[Dataset rows describing interfaces]
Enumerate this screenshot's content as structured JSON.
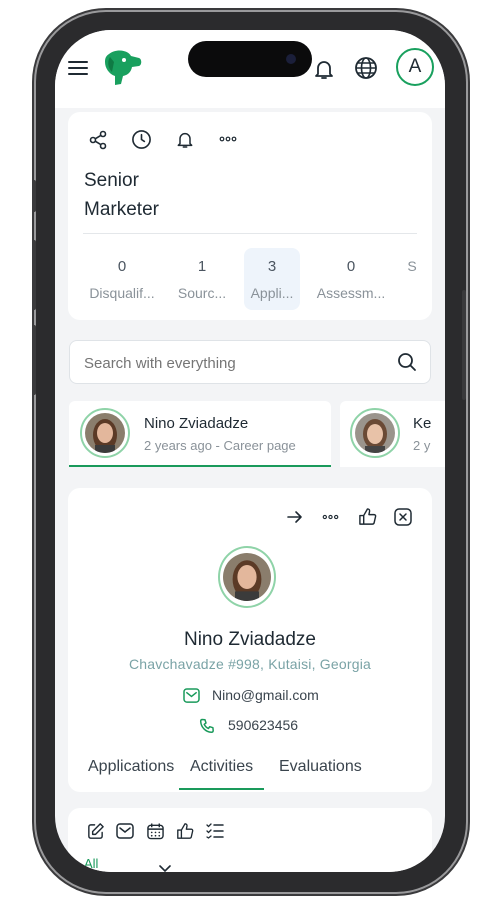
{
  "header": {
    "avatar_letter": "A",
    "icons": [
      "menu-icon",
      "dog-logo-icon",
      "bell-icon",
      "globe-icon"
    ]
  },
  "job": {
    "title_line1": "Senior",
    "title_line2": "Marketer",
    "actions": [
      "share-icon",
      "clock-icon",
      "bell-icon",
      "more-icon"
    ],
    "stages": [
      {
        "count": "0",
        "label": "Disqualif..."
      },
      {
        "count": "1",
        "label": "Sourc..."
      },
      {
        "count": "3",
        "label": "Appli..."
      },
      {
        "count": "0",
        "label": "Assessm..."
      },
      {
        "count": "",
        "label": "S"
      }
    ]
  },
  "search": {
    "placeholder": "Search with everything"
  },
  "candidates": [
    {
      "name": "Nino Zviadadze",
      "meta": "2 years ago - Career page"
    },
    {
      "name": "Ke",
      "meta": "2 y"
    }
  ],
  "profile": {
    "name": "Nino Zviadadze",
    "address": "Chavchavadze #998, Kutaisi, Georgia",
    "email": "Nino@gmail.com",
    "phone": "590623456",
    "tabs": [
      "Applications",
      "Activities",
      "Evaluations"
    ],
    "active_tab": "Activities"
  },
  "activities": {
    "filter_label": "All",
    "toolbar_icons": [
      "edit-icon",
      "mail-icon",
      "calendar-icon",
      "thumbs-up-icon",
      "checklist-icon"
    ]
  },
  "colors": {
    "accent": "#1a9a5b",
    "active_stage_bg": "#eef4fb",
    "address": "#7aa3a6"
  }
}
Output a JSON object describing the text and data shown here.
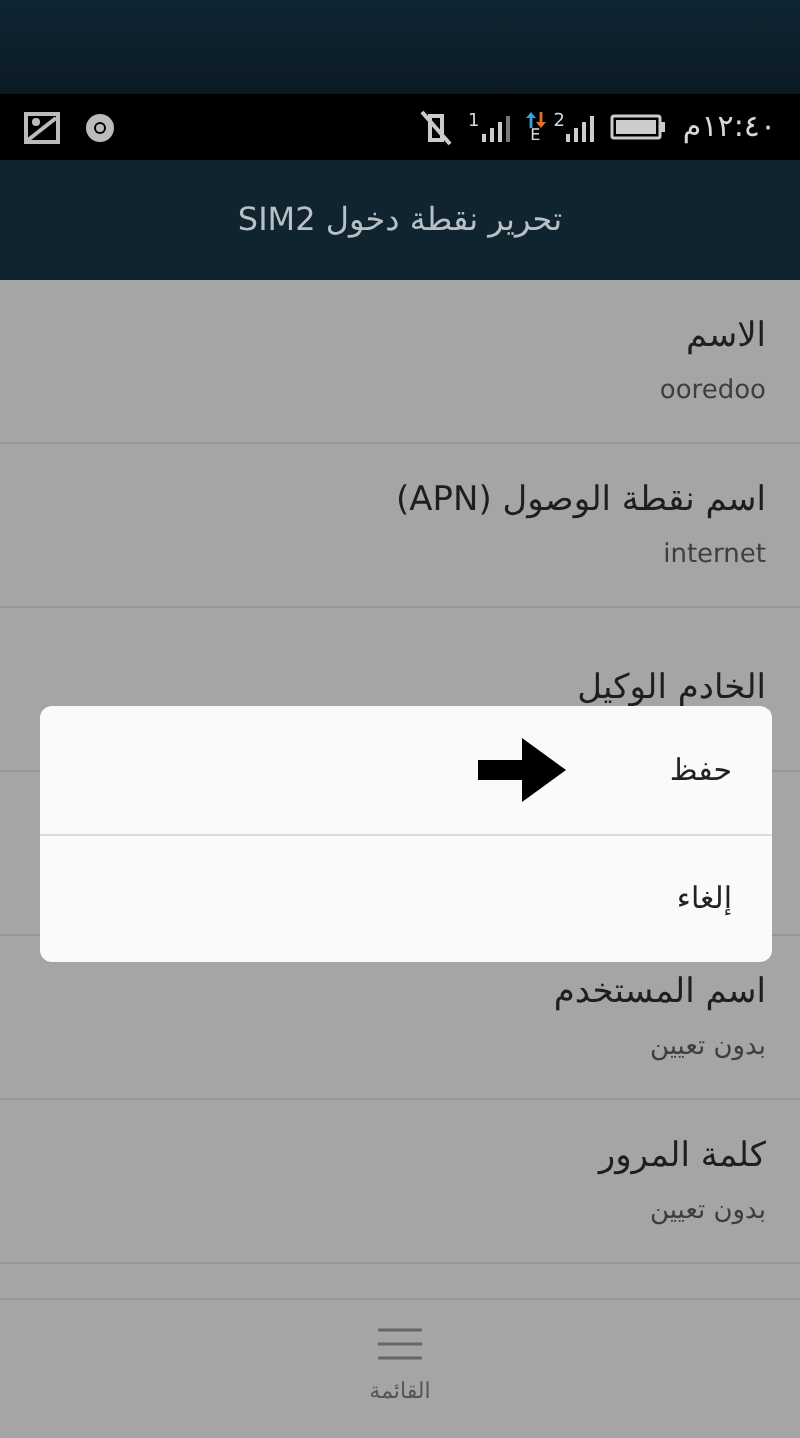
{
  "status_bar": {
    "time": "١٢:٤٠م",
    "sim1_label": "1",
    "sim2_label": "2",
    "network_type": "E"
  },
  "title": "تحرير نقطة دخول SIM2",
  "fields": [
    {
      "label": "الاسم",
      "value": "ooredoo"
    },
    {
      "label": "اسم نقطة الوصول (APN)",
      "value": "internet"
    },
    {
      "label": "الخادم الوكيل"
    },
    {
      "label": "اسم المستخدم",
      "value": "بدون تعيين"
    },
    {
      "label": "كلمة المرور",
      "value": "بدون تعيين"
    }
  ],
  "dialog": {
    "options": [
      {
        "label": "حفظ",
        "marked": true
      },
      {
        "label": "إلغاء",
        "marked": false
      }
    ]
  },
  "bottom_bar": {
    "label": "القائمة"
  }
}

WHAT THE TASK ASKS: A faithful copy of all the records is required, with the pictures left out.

EXERCISE OUTPUT:
Enumerate this screenshot's content as structured JSON.
{
  "header": {
    "avatar_letter": "A",
    "icons": [
      "menu-icon",
      "dog-logo-icon",
      "bell-icon",
      "globe-icon"
    ]
  },
  "job": {
    "title_line1": "Senior",
    "title_line2": "Marketer",
    "actions": [
      "share-icon",
      "clock-icon",
      "bell-icon",
      "more-icon"
    ],
    "stages": [
      {
        "count": "0",
        "label": "Disqualif..."
      },
      {
        "count": "1",
        "label": "Sourc..."
      },
      {
        "count": "3",
        "label": "Appli..."
      },
      {
        "count": "0",
        "label": "Assessm..."
      },
      {
        "count": "",
        "label": "S"
      }
    ]
  },
  "search": {
    "placeholder": "Search with everything"
  },
  "candidates": [
    {
      "name": "Nino Zviadadze",
      "meta": "2 years ago - Career page"
    },
    {
      "name": "Ke",
      "meta": "2 y"
    }
  ],
  "profile": {
    "name": "Nino Zviadadze",
    "address": "Chavchavadze #998, Kutaisi, Georgia",
    "email": "Nino@gmail.com",
    "phone": "590623456",
    "tabs": [
      "Applications",
      "Activities",
      "Evaluations"
    ],
    "active_tab": "Activities"
  },
  "activities": {
    "filter_label": "All",
    "toolbar_icons": [
      "edit-icon",
      "mail-icon",
      "calendar-icon",
      "thumbs-up-icon",
      "checklist-icon"
    ]
  },
  "colors": {
    "accent": "#1a9a5b",
    "active_stage_bg": "#eef4fb",
    "address": "#7aa3a6"
  }
}
Output a JSON object describing the text and data shown here.
{
  "status_bar": {
    "time": "١٢:٤٠م",
    "sim1_label": "1",
    "sim2_label": "2",
    "network_type": "E"
  },
  "title": "تحرير نقطة دخول SIM2",
  "fields": [
    {
      "label": "الاسم",
      "value": "ooredoo"
    },
    {
      "label": "اسم نقطة الوصول (APN)",
      "value": "internet"
    },
    {
      "label": "الخادم الوكيل"
    },
    {
      "label": "اسم المستخدم",
      "value": "بدون تعيين"
    },
    {
      "label": "كلمة المرور",
      "value": "بدون تعيين"
    }
  ],
  "dialog": {
    "options": [
      {
        "label": "حفظ",
        "marked": true
      },
      {
        "label": "إلغاء",
        "marked": false
      }
    ]
  },
  "bottom_bar": {
    "label": "القائمة"
  }
}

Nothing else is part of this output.